The Amherst group's adult participants range in age from 30 to 67 years. Professions include an architect, real estate developer, engineer and attorney. In Acton, the group is also diverse with a chiropractor, software engineers and stay-at-home parents. Both groups said they want their cohousing to be ethnically mixed, but so far the Acton group has just one child of color and the Amherst consortium has one Latino member.
Many of the members found out about these cohousing groups from newspaper advertisements or through word of mouth.
Cohousing can be anything the group wants it to be. But certain elements are common. Houses are smaller than average and usually are attached to one another to save money and foster social interaction.
In Acton, architects will design nine single-family houses in addition to the cluster housing. Streets between houses are made for pedestrians only; cars are driven on the outside of the housing cluster and parked in a designated area.
A common house with a large dining room and kitchen for optional nightly meals is the central feature. Although individual houses will include kitchens, members will be able to skip cooking for themselves and join the group meals.
The common house often includes shared laundry facilities. In Acton, developers envision a common house with a children's play area, office space, storage for bulk food and a recycling center. Still on the wish list are a library, guest rooms, workshop, soundproof room for practicing musicians and a swimming pool.
Architect Peter Kitchell of Kitchell & Austin in Amherst, said working with a cohousing group is time-consuming because so many clients are involved in one project. But he said he prefers this to designing homes for the abstract "typical family" whose feedback is nonexistent.
"The people who want to do this ... are looking for a very rich life," Kitchell said. "They are singles and pairs and all kinds of sexual preferences and ages. It leads to some original and very valid new expressions of living together that we have to translate into buildings."
Kitchell said the houses in the Pioneer Valley group in Amherst will be 1,200 square feet, 5 percent to 10 percent smaller than the median house in Amherst. Each house will have a kitchen, dining room, bedrooms, bathrooms, porch -- but no garage.
Fences, low hedges and walks, sand boxes and ball courts will create a balance of public and private spaces.
The biggest obstacle to cohousing is simply finding the perfect site. Fewer than 10 percent of Massachusetts's 351 towns and cities have zoning laws that allow cohousing to be built without a variance, said Bob Engler, a Cambridge development consultant who works with cohousing groups.
"People want to put their houses closer together than the normal law allows, they want a community building and a child-safe area. And that's breaking a lot of local zoning laws," Engler said. "Most zoning laws don't allow that flexibility."

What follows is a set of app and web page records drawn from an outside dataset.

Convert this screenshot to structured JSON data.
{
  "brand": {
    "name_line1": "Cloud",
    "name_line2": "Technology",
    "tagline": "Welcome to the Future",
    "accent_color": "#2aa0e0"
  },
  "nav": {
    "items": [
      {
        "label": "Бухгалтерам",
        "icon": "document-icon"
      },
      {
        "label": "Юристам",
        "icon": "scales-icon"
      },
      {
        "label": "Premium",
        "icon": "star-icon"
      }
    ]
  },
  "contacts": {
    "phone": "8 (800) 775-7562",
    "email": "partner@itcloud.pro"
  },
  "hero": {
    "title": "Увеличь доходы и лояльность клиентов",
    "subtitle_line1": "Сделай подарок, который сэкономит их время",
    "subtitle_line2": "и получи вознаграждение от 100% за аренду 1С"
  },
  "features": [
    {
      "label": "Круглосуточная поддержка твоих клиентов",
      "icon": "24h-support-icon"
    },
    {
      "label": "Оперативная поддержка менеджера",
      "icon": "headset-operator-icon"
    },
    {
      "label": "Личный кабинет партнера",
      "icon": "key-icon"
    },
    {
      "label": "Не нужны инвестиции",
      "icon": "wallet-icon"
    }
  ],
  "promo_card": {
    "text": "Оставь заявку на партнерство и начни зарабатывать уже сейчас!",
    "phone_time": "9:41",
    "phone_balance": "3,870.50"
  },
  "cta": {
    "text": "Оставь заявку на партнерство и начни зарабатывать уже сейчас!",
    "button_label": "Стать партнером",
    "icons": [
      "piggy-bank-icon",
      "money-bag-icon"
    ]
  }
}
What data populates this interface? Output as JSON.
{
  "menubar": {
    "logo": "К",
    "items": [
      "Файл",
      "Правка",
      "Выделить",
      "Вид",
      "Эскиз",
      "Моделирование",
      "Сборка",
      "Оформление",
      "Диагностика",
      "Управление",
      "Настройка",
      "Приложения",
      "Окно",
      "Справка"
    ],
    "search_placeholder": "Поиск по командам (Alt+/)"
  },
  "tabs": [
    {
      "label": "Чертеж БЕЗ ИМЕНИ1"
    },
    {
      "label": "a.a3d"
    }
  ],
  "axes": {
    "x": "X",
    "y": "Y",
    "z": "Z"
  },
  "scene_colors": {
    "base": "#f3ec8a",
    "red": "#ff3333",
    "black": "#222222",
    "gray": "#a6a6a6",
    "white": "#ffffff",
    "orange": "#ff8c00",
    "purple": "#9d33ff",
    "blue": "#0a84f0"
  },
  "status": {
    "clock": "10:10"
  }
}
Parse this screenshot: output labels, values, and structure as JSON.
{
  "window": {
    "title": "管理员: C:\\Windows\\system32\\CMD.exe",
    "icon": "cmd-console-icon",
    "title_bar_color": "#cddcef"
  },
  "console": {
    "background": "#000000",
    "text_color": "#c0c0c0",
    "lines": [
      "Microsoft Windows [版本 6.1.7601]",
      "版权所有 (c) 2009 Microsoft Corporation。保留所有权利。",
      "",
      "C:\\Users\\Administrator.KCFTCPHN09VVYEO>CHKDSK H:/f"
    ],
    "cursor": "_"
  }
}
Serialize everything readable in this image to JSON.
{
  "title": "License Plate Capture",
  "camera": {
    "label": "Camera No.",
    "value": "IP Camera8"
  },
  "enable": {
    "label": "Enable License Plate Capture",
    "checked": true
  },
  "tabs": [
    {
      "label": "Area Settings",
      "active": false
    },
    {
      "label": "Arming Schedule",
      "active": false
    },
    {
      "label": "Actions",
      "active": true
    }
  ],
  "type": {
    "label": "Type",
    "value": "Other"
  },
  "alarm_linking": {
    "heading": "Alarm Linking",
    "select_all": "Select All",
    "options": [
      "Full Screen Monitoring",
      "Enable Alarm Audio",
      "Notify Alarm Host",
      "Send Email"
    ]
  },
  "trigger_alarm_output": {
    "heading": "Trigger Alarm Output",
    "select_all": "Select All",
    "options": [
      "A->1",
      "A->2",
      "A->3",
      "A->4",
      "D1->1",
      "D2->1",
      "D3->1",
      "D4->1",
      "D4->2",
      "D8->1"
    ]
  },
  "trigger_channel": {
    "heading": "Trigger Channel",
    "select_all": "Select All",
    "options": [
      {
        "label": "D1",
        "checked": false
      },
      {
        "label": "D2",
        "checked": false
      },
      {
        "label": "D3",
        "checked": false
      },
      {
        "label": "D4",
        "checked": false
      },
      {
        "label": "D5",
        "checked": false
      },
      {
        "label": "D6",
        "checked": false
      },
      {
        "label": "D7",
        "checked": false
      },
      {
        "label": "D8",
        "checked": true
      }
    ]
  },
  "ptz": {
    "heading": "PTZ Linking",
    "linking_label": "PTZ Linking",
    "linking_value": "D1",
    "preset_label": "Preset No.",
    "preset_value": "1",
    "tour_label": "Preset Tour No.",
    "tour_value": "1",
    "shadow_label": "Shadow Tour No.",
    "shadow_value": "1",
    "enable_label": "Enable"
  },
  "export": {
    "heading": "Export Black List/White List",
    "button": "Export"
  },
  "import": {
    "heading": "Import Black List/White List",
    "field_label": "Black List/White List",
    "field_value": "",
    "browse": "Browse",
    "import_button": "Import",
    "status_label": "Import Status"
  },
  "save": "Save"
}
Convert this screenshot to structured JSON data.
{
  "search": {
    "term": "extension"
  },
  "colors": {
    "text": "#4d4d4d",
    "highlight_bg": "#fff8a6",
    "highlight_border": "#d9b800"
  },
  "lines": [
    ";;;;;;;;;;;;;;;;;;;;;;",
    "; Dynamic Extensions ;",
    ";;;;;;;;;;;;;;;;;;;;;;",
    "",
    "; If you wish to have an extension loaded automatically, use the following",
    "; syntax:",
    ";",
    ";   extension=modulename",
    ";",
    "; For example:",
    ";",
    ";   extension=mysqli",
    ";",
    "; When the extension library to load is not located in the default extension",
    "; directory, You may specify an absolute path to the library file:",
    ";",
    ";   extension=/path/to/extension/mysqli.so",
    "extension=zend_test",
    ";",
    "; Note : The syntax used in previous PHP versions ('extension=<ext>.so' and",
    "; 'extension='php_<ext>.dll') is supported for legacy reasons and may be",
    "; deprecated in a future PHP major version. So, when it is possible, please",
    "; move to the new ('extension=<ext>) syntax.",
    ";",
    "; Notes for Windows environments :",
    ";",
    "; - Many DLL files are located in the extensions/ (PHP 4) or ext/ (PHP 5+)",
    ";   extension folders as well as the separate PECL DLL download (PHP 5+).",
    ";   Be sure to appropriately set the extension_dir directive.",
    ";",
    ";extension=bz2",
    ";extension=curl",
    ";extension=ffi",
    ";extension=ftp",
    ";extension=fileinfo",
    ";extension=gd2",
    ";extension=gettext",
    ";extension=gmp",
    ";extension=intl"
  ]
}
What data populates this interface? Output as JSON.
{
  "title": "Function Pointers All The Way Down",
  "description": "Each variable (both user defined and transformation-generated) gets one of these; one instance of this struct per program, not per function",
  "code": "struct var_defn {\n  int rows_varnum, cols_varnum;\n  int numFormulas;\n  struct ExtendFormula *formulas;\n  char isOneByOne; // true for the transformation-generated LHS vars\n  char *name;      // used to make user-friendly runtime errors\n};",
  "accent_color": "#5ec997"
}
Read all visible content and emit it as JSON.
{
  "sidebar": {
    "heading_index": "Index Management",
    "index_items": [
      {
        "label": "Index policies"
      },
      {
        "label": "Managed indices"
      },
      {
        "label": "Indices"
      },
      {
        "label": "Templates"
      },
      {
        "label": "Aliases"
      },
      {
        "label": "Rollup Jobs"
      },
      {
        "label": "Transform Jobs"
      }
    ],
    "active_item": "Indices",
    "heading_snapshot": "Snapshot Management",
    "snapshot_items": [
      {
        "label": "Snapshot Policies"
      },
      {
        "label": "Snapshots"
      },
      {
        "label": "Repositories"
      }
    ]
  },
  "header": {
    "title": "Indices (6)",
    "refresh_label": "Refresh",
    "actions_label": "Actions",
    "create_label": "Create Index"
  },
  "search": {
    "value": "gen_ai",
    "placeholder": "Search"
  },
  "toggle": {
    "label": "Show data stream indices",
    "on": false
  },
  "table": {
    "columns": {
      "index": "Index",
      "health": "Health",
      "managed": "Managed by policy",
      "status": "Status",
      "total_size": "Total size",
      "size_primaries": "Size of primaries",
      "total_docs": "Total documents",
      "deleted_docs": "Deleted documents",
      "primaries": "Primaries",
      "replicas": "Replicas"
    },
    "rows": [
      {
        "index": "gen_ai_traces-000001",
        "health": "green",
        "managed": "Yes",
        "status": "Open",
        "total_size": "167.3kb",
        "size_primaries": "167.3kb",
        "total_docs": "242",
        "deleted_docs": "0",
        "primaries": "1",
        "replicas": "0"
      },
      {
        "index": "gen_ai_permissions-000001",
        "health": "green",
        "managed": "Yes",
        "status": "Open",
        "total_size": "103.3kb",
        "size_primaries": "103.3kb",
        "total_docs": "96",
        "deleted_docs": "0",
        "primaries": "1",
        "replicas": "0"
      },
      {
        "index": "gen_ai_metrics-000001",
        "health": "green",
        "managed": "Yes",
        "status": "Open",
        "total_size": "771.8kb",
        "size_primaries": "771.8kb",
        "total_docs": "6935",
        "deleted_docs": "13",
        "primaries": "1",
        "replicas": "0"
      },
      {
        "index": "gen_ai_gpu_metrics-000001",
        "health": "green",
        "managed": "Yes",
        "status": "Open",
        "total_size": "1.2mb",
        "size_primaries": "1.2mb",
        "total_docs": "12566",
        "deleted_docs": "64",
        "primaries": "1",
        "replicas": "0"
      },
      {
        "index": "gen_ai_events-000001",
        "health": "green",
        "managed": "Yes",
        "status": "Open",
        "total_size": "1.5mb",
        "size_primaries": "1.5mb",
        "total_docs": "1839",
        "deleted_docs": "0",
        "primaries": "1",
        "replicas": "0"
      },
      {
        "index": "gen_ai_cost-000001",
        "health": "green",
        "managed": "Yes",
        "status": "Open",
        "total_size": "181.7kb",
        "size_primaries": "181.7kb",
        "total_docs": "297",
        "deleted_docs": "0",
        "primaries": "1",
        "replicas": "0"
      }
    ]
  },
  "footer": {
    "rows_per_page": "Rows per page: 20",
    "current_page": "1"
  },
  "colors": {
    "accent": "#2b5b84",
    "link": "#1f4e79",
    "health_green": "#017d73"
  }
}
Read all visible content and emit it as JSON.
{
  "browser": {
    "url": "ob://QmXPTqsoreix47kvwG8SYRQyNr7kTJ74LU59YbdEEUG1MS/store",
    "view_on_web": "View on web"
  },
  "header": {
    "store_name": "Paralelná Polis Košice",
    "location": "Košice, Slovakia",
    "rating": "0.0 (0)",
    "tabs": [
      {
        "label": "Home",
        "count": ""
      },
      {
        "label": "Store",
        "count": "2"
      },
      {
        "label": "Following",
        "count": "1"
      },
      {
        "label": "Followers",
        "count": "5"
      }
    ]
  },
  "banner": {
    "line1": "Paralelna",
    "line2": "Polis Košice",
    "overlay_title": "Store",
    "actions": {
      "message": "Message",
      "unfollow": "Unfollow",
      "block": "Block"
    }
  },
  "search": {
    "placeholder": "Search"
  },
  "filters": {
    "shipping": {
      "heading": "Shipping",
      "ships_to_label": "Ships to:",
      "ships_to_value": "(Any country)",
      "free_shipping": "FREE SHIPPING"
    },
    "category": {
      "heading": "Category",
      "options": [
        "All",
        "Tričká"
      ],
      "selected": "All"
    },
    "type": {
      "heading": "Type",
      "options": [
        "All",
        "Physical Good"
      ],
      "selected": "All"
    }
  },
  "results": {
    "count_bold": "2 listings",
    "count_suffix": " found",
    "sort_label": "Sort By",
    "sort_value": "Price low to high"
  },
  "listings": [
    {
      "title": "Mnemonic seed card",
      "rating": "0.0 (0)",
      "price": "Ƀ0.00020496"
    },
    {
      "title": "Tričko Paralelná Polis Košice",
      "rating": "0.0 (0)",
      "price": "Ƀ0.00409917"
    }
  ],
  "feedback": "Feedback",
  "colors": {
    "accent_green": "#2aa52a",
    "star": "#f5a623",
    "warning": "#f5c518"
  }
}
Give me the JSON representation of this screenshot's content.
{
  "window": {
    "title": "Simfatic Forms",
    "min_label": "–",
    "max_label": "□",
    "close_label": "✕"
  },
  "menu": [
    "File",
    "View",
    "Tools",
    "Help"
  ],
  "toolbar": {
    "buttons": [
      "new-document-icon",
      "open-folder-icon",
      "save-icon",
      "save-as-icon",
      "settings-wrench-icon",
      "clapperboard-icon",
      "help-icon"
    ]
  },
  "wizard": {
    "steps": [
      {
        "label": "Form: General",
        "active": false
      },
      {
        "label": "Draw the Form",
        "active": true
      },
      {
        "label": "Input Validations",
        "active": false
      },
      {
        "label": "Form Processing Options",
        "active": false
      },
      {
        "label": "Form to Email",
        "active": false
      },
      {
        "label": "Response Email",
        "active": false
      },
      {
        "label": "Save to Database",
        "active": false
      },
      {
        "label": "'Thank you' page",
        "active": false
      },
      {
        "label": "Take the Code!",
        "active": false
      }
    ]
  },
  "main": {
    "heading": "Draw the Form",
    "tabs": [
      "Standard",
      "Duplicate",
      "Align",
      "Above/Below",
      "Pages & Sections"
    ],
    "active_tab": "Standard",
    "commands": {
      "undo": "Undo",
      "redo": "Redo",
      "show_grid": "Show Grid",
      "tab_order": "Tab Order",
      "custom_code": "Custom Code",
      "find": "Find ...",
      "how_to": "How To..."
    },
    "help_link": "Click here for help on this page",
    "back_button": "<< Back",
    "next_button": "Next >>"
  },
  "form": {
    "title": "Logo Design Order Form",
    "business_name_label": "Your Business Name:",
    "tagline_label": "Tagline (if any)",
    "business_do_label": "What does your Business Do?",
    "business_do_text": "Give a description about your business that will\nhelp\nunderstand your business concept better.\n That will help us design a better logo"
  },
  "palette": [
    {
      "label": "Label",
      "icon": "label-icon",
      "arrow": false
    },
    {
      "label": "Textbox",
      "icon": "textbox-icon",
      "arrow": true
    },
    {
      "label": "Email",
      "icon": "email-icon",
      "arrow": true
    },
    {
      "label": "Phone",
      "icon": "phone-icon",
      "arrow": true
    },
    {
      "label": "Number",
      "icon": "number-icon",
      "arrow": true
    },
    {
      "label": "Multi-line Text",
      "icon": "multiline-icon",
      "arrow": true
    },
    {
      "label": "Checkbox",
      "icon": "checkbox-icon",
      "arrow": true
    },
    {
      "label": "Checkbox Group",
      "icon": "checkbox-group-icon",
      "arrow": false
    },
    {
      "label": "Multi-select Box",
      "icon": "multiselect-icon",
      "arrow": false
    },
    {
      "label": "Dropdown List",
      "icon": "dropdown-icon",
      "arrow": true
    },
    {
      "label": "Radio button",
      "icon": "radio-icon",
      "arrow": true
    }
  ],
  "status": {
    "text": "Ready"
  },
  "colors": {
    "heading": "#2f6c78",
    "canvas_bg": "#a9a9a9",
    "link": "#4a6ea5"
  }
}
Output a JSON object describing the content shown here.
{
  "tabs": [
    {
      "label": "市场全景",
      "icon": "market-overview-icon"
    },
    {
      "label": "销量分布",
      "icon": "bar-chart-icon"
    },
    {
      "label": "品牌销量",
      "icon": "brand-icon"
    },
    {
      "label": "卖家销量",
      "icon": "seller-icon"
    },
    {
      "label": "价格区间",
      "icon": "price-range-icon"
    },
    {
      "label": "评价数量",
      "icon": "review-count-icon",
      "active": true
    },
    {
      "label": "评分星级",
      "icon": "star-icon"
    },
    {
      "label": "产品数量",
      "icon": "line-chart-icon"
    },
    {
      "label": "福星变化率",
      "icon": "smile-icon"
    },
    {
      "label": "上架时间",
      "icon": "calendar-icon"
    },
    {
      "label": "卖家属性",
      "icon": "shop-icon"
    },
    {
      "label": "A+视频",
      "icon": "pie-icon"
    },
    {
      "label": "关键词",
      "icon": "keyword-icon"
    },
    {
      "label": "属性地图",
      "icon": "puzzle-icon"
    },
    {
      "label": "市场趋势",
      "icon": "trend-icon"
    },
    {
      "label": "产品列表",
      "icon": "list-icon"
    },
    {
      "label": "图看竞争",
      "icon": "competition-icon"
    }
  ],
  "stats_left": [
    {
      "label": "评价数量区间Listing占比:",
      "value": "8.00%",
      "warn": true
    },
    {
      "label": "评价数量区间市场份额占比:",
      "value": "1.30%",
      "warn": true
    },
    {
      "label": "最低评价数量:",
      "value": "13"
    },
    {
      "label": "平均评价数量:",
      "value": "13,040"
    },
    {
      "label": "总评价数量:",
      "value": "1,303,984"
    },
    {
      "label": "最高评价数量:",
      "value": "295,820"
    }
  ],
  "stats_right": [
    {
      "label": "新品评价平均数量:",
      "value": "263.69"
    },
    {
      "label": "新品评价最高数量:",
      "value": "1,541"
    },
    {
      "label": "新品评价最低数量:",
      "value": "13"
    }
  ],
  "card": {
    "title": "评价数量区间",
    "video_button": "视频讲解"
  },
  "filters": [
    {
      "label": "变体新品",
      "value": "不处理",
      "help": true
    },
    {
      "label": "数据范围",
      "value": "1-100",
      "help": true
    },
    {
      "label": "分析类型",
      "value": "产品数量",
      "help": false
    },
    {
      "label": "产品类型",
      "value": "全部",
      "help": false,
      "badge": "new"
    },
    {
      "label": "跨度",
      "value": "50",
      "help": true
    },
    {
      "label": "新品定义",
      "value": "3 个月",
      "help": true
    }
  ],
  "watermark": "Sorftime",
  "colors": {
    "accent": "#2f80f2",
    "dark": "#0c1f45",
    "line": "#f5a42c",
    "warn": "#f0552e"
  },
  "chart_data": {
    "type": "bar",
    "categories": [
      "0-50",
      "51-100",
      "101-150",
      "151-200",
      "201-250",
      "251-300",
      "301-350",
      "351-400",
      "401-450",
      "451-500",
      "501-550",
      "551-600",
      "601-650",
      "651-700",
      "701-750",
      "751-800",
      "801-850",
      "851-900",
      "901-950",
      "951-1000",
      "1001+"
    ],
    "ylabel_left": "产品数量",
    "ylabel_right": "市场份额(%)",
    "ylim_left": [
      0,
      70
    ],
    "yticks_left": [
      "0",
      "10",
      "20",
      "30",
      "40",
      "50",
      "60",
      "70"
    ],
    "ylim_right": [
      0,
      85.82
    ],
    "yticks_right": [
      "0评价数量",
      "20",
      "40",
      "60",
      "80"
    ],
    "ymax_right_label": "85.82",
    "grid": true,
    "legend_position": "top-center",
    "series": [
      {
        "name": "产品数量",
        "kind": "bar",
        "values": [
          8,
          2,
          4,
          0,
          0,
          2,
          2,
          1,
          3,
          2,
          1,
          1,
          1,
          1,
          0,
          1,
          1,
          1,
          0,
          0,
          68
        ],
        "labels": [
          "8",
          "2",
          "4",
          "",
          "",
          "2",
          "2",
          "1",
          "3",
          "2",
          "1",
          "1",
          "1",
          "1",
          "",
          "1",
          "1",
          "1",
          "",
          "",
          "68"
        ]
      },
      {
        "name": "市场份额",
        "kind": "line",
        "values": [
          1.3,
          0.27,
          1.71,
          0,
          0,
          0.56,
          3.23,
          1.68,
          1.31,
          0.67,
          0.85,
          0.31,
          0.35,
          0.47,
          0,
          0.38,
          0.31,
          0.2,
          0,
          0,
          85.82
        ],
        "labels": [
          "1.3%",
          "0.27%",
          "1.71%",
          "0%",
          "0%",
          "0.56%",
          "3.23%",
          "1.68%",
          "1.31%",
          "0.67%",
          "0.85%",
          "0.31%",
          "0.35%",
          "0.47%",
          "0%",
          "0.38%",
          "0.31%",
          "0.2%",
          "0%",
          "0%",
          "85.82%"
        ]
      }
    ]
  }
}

Once built, the Amherst homes will be individually owned -- either as a cooperative in which members own a share or as a condominium where members own the building but not the land under it, said Ryan.
Forming a cohousing group is a glacial-like process where members must learn to make decisions by consensus. That means every member must be able to live with each decision.
Is it worth it? "I don't know yet," said Wight, the software engineer, who devotes 10 hours a week to meetings. "I've made a lot of friends, and I've learned a lot ... . We spent a lot of time learning how to listen, learning to respect people's differences."
Yet the process itself is what knits strangers into a community. "It involves a great deal of commitment on the part of a lot of people. It is the process of defining the common vision of what you want ... which makes you feel you are part of people's lives," Ryan said. "We have created our community. We just need a place to put it now.